## To do
Line by line, retype the material with nothing left out.

## The records
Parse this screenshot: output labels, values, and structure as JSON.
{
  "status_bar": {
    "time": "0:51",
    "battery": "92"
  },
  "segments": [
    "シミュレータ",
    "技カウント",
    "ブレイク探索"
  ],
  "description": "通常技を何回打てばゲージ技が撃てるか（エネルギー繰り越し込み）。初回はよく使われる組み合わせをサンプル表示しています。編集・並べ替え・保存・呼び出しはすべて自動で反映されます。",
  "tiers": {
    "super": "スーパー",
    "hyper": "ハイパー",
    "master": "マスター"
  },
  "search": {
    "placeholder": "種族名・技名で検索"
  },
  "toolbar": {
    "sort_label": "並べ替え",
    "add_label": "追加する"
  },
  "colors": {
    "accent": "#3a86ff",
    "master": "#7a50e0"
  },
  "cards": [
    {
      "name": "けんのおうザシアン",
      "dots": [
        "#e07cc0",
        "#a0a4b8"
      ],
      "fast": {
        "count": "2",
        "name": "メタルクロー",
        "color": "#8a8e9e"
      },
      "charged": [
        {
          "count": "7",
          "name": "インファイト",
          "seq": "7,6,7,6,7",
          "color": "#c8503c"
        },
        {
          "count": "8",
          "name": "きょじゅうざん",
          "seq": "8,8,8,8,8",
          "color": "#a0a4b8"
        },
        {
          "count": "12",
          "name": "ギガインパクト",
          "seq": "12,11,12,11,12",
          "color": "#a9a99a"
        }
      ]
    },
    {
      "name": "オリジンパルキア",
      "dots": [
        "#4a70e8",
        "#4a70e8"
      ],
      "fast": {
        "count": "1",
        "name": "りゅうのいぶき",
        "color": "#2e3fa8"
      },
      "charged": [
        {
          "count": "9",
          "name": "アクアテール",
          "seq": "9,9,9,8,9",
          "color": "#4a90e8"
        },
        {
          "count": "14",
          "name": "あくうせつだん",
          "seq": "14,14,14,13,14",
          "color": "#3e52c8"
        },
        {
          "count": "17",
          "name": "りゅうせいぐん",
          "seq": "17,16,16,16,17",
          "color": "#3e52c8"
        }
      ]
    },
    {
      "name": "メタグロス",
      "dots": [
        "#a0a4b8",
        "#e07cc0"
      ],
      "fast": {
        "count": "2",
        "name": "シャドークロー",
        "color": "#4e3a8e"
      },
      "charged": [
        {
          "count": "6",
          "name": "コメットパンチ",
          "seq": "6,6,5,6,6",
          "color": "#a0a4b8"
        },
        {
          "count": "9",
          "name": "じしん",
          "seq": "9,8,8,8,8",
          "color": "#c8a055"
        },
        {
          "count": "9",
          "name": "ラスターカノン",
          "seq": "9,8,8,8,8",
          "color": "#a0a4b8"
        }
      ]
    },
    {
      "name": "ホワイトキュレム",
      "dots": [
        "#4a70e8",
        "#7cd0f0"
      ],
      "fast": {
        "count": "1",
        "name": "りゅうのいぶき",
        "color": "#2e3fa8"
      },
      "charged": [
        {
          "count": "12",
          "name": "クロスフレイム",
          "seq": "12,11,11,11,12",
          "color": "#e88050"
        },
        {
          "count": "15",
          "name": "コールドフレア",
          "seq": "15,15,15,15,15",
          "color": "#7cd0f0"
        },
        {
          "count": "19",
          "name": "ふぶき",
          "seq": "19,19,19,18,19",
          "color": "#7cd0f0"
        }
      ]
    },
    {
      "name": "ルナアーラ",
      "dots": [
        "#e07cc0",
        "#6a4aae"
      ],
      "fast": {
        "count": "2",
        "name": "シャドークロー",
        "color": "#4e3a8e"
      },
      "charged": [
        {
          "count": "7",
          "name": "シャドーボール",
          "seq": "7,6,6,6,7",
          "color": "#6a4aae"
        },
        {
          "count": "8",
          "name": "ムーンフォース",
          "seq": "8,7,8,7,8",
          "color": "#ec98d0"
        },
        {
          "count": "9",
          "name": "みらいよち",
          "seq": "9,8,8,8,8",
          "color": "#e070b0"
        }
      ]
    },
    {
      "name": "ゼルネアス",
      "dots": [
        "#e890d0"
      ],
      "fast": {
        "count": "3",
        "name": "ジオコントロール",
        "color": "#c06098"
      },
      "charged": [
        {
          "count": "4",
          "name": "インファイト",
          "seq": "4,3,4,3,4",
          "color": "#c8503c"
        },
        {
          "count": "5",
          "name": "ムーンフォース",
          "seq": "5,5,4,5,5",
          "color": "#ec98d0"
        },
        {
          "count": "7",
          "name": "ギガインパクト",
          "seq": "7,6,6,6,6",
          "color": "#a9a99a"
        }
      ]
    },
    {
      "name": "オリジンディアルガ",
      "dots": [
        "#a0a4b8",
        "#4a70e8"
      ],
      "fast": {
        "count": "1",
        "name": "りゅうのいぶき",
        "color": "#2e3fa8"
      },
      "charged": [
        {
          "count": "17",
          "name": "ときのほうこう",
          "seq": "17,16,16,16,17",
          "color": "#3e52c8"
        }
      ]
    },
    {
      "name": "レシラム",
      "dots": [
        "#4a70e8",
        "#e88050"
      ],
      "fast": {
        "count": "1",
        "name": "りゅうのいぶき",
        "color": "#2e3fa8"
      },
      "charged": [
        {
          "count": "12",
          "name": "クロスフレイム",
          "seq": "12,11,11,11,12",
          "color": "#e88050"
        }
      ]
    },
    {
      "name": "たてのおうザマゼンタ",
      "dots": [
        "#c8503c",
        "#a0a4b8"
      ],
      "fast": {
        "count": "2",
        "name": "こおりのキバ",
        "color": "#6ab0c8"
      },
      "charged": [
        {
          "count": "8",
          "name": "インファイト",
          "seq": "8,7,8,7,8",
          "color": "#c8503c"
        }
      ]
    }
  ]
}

## Answer area
Parse this screenshot: output labels, values, and structure as JSON.
{
  "status_bar": {
    "time": "0:51",
    "battery": "92"
  },
  "segments": [
    "シミュレータ",
    "技カウント",
    "ブレイク探索"
  ],
  "description": "通常技を何回打てばゲージ技が撃てるか（エネルギー繰り越し込み）。初回はよく使われる組み合わせをサンプル表示しています。編集・並べ替え・保存・呼び出しはすべて自動で反映されます。",
  "tiers": {
    "super": "スーパー",
    "hyper": "ハイパー",
    "master": "マスター"
  },
  "search": {
    "placeholder": "種族名・技名で検索"
  },
  "toolbar": {
    "sort_label": "並べ替え",
    "add_label": "追加する"
  },
  "colors": {
    "accent": "#3a86ff",
    "master": "#7a50e0"
  },
  "cards": [
    {
      "name": "けんのおうザシアン",
      "dots": [
        "#e07cc0",
        "#a0a4b8"
      ],
      "fast": {
        "count": "2",
        "name": "メタルクロー",
        "color": "#8a8e9e"
      },
      "charged": [
        {
          "count": "7",
          "name": "インファイト",
          "seq": "7,6,7,6,7",
          "color": "#c8503c"
        },
        {
          "count": "8",
          "name": "きょじゅうざん",
          "seq": "8,8,8,8,8",
          "color": "#a0a4b8"
        },
        {
          "count": "12",
          "name": "ギガインパクト",
          "seq": "12,11,12,11,12",
          "color": "#a9a99a"
        }
      ]
    },
    {
      "name": "オリジンパルキア",
      "dots": [
        "#4a70e8",
        "#4a70e8"
      ],
      "fast": {
        "count": "1",
        "name": "りゅうのいぶき",
        "color": "#2e3fa8"
      },
      "charged": [
        {
          "count": "9",
          "name": "アクアテール",
          "seq": "9,9,9,8,9",
          "color": "#4a90e8"
        },
        {
          "count": "14",
          "name": "あくうせつだん",
          "seq": "14,14,14,13,14",
          "color": "#3e52c8"
        },
        {
          "count": "17",
          "name": "りゅうせいぐん",
          "seq": "17,16,16,16,17",
          "color": "#3e52c8"
        }
      ]
    },
    {
      "name": "メタグロス",
      "dots": [
        "#a0a4b8",
        "#e07cc0"
      ],
      "fast": {
        "count": "2",
        "name": "シャドークロー",
        "color": "#4e3a8e"
      },
      "charged": [
        {
          "count": "6",
          "name": "コメットパンチ",
          "seq": "6,6,5,6,6",
          "color": "#a0a4b8"
        },
        {
          "count": "9",
          "name": "じしん",
          "seq": "9,8,8,8,8",
          "color": "#c8a055"
        },
        {
          "count": "9",
          "name": "ラスターカノン",
          "seq": "9,8,8,8,8",
          "color": "#a0a4b8"
        }
      ]
    },
    {
      "name": "ホワイトキュレム",
      "dots": [
        "#4a70e8",
        "#7cd0f0"
      ],
      "fast": {
        "count": "1",
        "name": "りゅうのいぶき",
        "color": "#2e3fa8"
      },
      "charged": [
        {
          "count": "12",
          "name": "クロスフレイム",
          "seq": "12,11,11,11,12",
          "color": "#e88050"
        },
        {
          "count": "15",
          "name": "コールドフレア",
          "seq": "15,15,15,15,15",
          "color": "#7cd0f0"
        },
        {
          "count": "19",
          "name": "ふぶき",
          "seq": "19,19,19,18,19",
          "color": "#7cd0f0"
        }
      ]
    },
    {
      "name": "ルナアーラ",
      "dots": [
        "#e07cc0",
        "#6a4aae"
      ],
      "fast": {
        "count": "2",
        "name": "シャドークロー",
        "color": "#4e3a8e"
      },
      "charged": [
        {
          "count": "7",
          "name": "シャドーボール",
          "seq": "7,6,6,6,7",
          "color": "#6a4aae"
        },
        {
          "count": "8",
          "name": "ムーンフォース",
          "seq": "8,7,8,7,8",
          "color": "#ec98d0"
        },
        {
          "count": "9",
          "name": "みらいよち",
          "seq": "9,8,8,8,8",
          "color": "#e070b0"
        }
      ]
    },
    {
      "name": "ゼルネアス",
      "dots": [
        "#e890d0"
      ],
      "fast": {
        "count": "3",
        "name": "ジオコントロール",
        "color": "#c06098"
      },
      "charged": [
        {
          "count": "4",
          "name": "インファイト",
          "seq": "4,3,4,3,4",
          "color": "#c8503c"
        },
        {
          "count": "5",
          "name": "ムーンフォース",
          "seq": "5,5,4,5,5",
          "color": "#ec98d0"
        },
        {
          "count": "7",
          "name": "ギガインパクト",
          "seq": "7,6,6,6,6",
          "color": "#a9a99a"
        }
      ]
    },
    {
      "name": "オリジンディアルガ",
      "dots": [
        "#a0a4b8",
        "#4a70e8"
      ],
      "fast": {
        "count": "1",
        "name": "りゅうのいぶき",
        "color": "#2e3fa8"
      },
      "charged": [
        {
          "count": "17",
          "name": "ときのほうこう",
          "seq": "17,16,16,16,17",
          "color": "#3e52c8"
        }
      ]
    },
    {
      "name": "レシラム",
      "dots": [
        "#4a70e8",
        "#e88050"
      ],
      "fast": {
        "count": "1",
        "name": "りゅうのいぶき",
        "color": "#2e3fa8"
      },
      "charged": [
        {
          "count": "12",
          "name": "クロスフレイム",
          "seq": "12,11,11,11,12",
          "color": "#e88050"
        }
      ]
    },
    {
      "name": "たてのおうザマゼンタ",
      "dots": [
        "#c8503c",
        "#a0a4b8"
      ],
      "fast": {
        "count": "2",
        "name": "こおりのキバ",
        "color": "#6ab0c8"
      },
      "charged": [
        {
          "count": "8",
          "name": "インファイト",
          "seq": "8,7,8,7,8",
          "color": "#c8503c"
        }
      ]
    }
  ]
}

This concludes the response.